Town Staff have been working with High Country Conservation Center (HC3) and other jurisdictions in the County to align with recent research and community outreach on water conservation. HC3 is recommending a unified watering schedule across Summit County to improve compliance with statewide water conservation standards.

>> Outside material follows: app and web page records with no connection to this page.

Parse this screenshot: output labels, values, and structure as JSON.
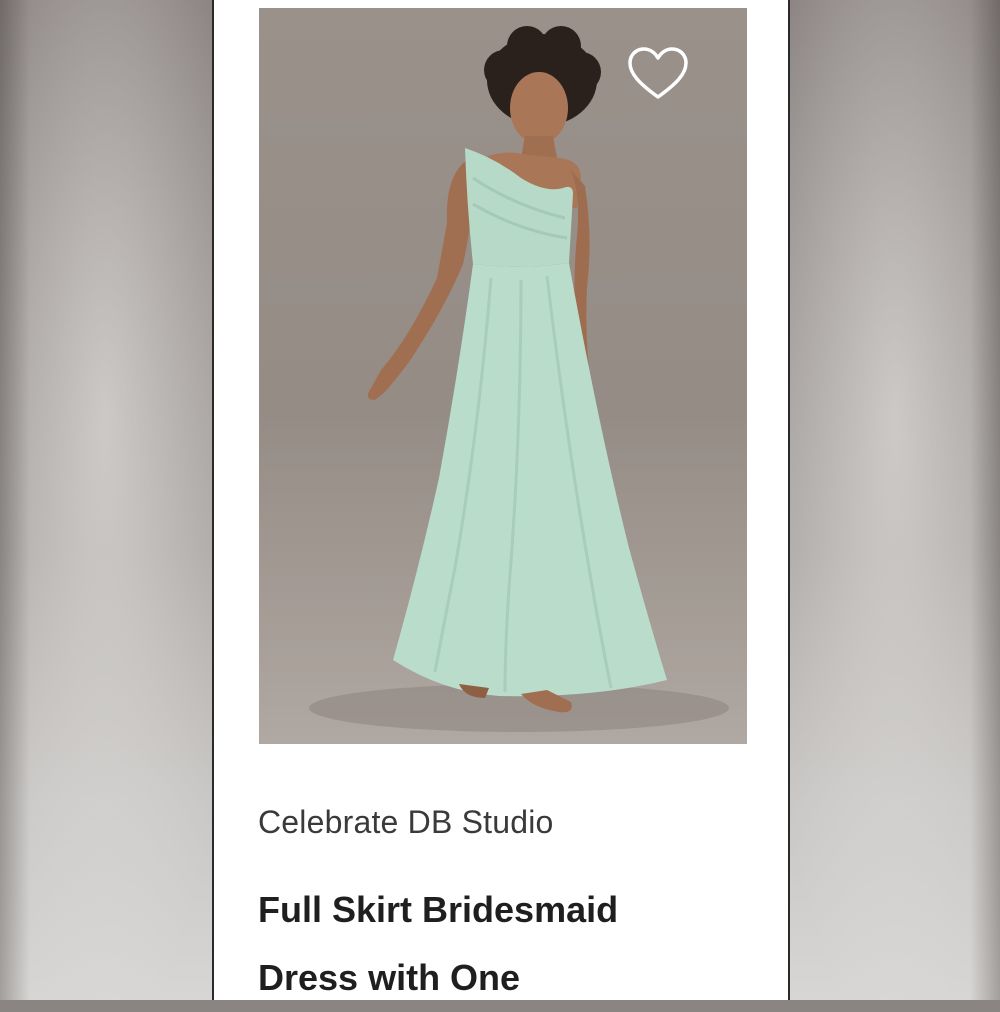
{
  "product": {
    "brand": "Celebrate DB Studio",
    "title_line1": "Full Skirt Bridesmaid",
    "title_line2": "Dress with One"
  },
  "icons": {
    "wishlist": "heart-outline-icon"
  },
  "colors": {
    "dress": "#b9dccb",
    "photo_background": "#978e88",
    "text_dark": "#1f1f1f",
    "text_brand": "#3a3a3a"
  }
}
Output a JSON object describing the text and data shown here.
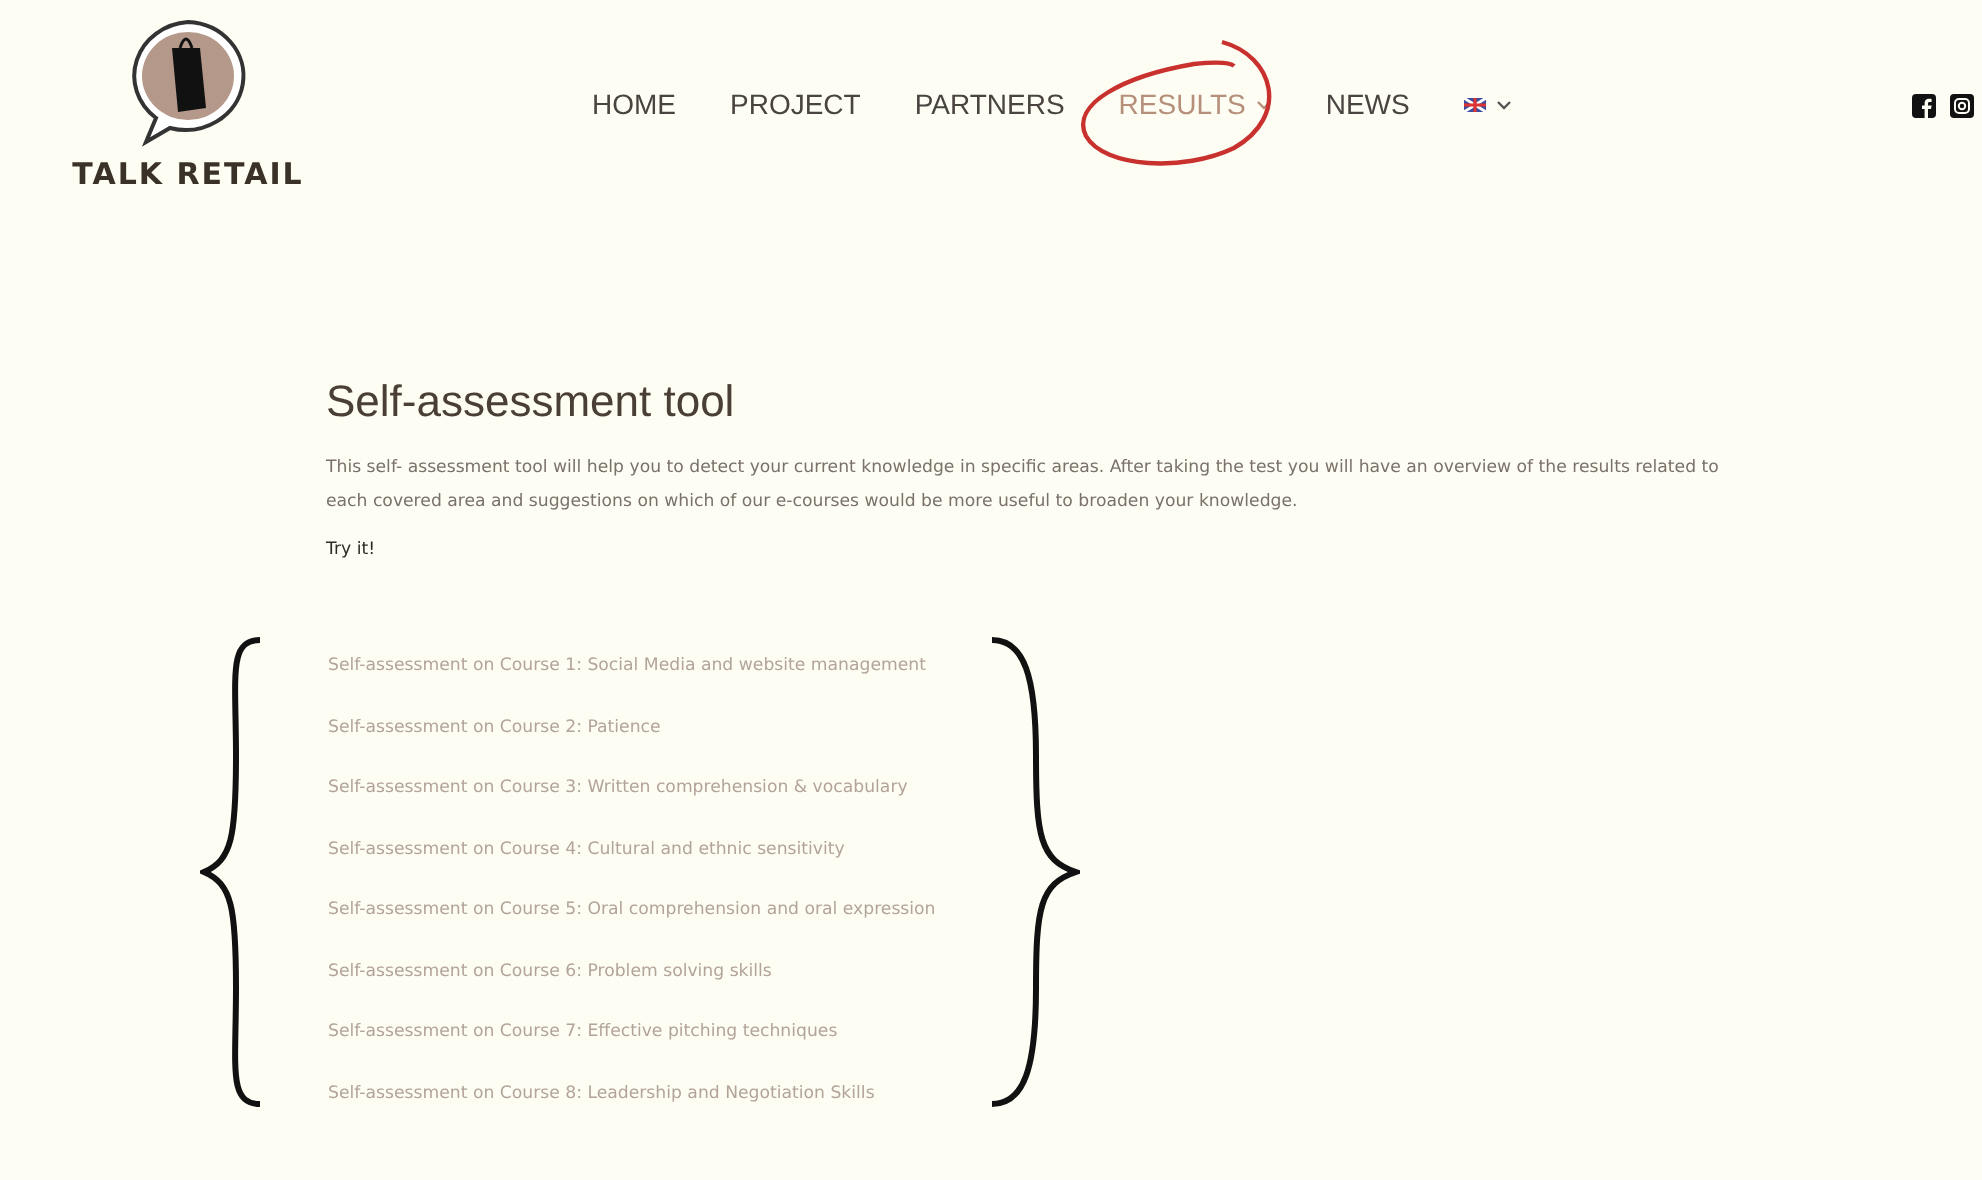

Participation in a Growing Water Smart workshop identified that “time of day/week requirements are the low hanging fruit of water conservation and efficiency.” HC3 worked with a graduate student to conduct extensive research and community outreach and found that:

  • Unified schedules, even if voluntary, set a baseline for future conservation measures, such as separate landscape meters, minimum efficiency standards, and limiting turf
  • A unified irrigation schedule reduces confusion and increases compliance
  • Legislators and administrators responsible for resource conservation benefit from establishing a common system that may be adjusted in times of drought
  • Several landscapers contacted by HC3 support countywide consistency
  • A unified irrigation schedule exemplifies collaborative resource management

To unify watering schedules across Summit County, HC3 proposes the following schedule:

  • If the last full number in address is even, then residents may water on Tuesdays, Thursdays, and Saturdays overnight from 6:00pm – 9:00am
  • If the last full number in address is odd, then residents may water on Wednesdays, Fridays, and Sundays overnight from 6:00pm – 9:00am

Town Council approved Ordinance 24-07 on the second reading.

Frisco Town Council Meetings: Ways to Participate

Frisco Town Council meetings are available to view via Zoom and YouTube, and are also held in person to make Town Council meetings easier to access for everyone.

The public can provide comment during meetings via Zoom or in person (not YouTube), and a public comment period will be available at 7:00pm; during the consideration of ordinances; and at the discretion of Town Council during work session items, which are discussions that don’t require a formal vote by Town Council and do not require public comment. Again, this hybrid approach is intended to make Town Council meetings more accessible, and meeting recordings will typically also be made available the day after a meeting in the meeting archive with agenda topics bookmarked to the discussions in the video.